In the entries below, how many lines hold the word "this"? Answer with the number only.

> [Records supplied]:
[Start of Attachment]
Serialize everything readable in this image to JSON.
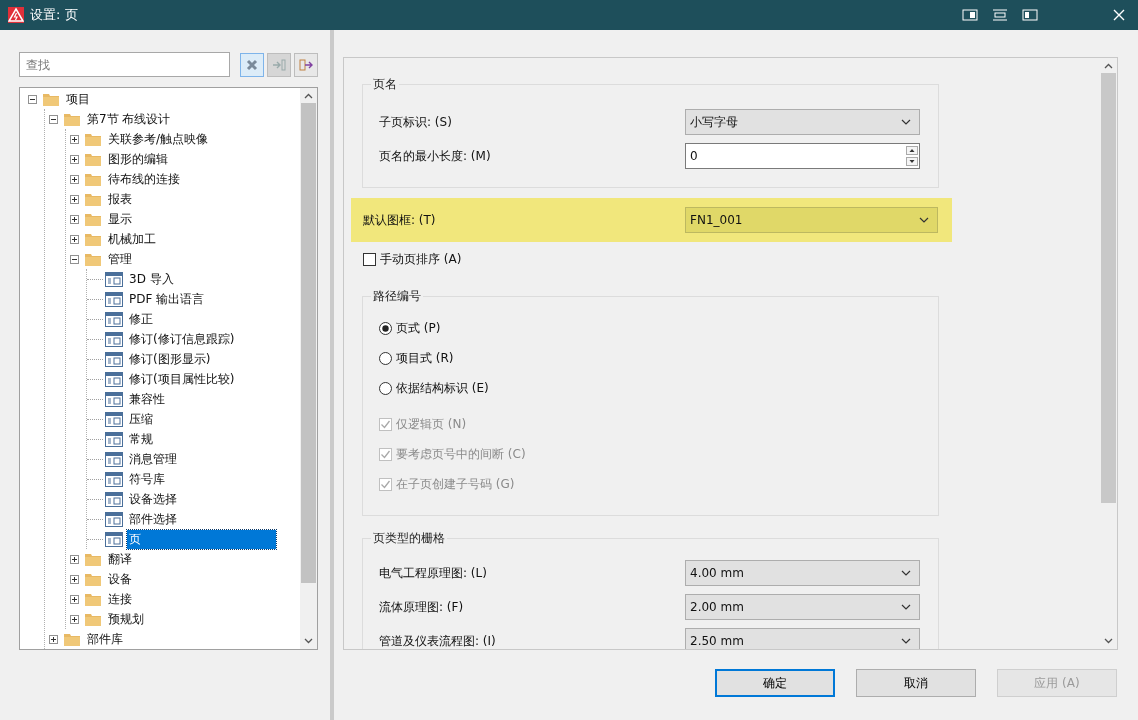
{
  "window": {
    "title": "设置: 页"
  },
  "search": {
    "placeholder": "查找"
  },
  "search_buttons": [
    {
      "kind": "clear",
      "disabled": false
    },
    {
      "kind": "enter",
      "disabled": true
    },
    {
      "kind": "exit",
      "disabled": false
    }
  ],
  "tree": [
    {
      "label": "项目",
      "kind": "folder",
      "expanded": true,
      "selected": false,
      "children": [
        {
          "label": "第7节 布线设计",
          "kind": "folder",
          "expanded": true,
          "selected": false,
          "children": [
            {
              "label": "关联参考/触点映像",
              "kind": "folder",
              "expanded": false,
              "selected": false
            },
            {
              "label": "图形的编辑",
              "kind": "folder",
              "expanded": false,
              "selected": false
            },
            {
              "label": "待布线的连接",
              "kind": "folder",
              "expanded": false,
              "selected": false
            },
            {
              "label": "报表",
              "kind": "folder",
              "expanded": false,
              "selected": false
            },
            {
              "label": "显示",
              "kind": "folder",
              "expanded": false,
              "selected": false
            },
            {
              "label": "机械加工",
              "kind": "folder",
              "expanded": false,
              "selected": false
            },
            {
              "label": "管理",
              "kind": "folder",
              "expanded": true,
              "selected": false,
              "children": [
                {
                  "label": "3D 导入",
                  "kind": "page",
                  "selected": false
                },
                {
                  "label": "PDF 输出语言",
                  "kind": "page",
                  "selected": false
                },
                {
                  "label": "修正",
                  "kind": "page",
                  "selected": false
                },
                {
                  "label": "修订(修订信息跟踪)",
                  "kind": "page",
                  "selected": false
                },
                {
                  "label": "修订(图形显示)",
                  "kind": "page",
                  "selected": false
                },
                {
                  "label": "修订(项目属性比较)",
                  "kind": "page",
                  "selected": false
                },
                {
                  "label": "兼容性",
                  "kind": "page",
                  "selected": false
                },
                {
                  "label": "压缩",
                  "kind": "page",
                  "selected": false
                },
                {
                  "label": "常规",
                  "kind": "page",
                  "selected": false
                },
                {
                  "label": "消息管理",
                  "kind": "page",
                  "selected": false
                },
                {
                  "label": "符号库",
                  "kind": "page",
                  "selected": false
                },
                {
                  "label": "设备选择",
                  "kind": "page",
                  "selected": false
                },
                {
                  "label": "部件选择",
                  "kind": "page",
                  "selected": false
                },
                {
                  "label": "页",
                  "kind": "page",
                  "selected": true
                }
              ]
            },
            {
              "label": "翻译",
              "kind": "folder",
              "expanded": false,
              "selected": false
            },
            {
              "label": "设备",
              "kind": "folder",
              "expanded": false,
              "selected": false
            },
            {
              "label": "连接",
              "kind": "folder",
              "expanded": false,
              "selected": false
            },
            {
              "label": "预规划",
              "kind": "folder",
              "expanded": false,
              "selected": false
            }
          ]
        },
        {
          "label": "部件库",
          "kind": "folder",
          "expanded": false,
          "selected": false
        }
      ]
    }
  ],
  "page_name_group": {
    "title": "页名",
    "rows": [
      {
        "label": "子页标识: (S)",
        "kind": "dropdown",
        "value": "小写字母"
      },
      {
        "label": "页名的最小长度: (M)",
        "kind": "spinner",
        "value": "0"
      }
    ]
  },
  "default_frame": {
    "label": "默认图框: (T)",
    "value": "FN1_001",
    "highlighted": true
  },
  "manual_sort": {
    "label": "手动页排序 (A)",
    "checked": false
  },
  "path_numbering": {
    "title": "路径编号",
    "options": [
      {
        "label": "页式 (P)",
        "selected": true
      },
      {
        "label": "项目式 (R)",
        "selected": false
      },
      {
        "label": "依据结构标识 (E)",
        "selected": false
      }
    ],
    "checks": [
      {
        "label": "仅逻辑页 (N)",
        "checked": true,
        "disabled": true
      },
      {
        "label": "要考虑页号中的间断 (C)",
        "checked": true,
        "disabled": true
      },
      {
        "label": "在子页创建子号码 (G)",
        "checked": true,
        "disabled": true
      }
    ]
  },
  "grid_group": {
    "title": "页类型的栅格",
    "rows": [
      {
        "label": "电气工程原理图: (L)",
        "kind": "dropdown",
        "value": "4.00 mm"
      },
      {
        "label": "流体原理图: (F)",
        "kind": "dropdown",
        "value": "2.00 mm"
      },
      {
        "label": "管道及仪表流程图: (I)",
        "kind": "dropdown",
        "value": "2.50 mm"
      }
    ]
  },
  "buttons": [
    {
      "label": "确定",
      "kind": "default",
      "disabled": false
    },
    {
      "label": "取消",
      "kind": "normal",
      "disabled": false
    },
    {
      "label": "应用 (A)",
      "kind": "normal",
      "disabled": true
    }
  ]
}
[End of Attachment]
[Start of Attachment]
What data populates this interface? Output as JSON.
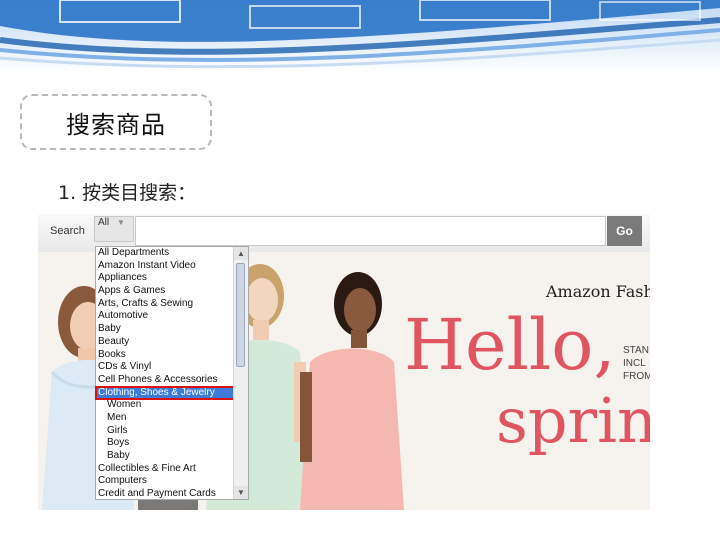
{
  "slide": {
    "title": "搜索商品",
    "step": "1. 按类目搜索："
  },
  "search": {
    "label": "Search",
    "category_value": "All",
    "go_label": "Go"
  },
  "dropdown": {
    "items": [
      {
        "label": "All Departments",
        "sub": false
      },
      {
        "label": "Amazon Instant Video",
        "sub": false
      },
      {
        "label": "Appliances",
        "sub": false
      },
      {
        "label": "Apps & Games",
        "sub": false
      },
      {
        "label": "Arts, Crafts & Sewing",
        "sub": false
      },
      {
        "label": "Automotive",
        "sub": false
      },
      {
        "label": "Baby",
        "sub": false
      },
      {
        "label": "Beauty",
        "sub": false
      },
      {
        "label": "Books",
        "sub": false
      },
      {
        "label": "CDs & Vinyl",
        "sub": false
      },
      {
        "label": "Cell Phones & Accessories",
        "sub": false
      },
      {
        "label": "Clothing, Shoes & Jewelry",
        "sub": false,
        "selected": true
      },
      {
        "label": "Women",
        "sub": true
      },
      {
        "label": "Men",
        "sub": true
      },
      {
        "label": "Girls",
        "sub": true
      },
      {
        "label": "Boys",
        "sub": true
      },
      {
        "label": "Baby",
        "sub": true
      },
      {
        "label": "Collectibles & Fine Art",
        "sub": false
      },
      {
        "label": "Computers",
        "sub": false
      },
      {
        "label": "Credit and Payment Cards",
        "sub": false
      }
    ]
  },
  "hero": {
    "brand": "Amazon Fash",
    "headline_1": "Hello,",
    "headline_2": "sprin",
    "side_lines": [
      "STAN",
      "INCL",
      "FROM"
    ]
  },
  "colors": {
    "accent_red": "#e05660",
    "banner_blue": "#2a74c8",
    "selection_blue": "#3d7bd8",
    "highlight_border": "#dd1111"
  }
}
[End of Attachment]
> [Expected output]: 2